Libby prosecutor urges judge to reject bid for presidential briefings
Says effort designed to thwart case
WASHINGTON -- Granting a former White House aide's demands for classified documents to help his defense in the CIA leak investigation would torpedo the case, the prosecutor is arguing.
The special counsel, Patrick Fitzgerald, suggested that lawyers for I. Lewis ''Scooter" Libby were trying to thwart the government's case by pressing for the documents, including nearly a year's worth of the Presidential Daily Brief, a summary of threats to the United States that the Bush administration has fiercely guarded in the past.
In court papers filed late Thursday, Fitzgerald also asserted that granting such a request would damage national security and presidential executive privilege. He called it ''nothing short of breathtaking."
''The defendant's effort to make history . . . is a transparent effort at 'greymail,' " he said, referring to past attempts by government officials charged with wrongdoing to derail their prosecutions by trying to expose national security secrets.
Libby, 55, was indicted last year on charges that he lied about how he learned the identity of CIA operative Valerie Plame Wilson and when he subsequently told reporters.
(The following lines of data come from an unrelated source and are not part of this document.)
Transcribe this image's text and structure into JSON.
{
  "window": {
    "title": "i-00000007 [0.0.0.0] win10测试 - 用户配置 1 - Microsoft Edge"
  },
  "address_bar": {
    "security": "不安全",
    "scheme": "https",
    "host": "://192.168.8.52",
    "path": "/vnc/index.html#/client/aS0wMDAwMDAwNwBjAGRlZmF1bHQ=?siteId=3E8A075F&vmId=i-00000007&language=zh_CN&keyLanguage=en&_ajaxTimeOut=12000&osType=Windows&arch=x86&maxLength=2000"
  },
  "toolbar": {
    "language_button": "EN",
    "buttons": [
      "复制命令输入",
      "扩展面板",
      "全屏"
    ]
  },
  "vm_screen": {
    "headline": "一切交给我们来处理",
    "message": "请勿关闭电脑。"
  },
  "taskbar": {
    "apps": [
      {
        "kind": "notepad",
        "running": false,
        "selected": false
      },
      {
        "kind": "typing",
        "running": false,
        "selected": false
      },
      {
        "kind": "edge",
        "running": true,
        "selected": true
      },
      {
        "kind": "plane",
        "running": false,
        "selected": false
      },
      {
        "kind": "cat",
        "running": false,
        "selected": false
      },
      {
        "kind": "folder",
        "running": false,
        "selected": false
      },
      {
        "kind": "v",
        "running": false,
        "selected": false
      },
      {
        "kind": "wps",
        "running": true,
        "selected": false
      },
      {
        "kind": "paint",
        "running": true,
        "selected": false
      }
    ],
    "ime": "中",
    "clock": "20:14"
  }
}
Libby's trial is set for January 2007.
Libby's lawyers have said they need the briefings prepared for President Bush to show that Libby had more pressing matters on his mind than the disclosure of Plame Wilson's identity. The documents will show Libby ''was immersed throughout the relevant period in urgent and sensitive matters," the defense said in court papers.
In a 32-page response to Libby's requests, Fitzgerald said he already has turned over more than 11,000 pages of classified and unclassified evidence to the defense -- more than required under law.
But the defense also is seeking access to every Presidential Daily Brief from May 2003 to March 2004, amounting to 277 intelligence reports.
The prosecutor quoted Vice President Dick Cheney, Libby's former boss, as describing the briefings as the ''family jewels" of government, and warned US District Judge Reggie B. Walton that turning over such materials would provoke a lengthy legal battle.
At the beginning of the Bush administration, access to the daily briefing was reduced within the government to reduce the risk of leaks.
The White House publicly released selected briefings only under great pressure and careful negotiation with the commission investigating the government's performance surrounding the terrorist attacks of Sept. 11, 2001. The administration has argued that releasing daily intelligence memos could hamper future presidents' ability to get candid advice.
Libby is also seeking access to more information about news reporters connected to the case and records about Plame Wilson kept by the CIA, including any assessments of damage to national security by the public disclosure of the operative's identity.
Fitzgerald said he does not have to prove that the disclosure damaged national security to secure a conviction of Libby for perjury, false statements, and obstruction of justice.
He also said he is not required to search every government agency's files for evidence that might help Libby's defense.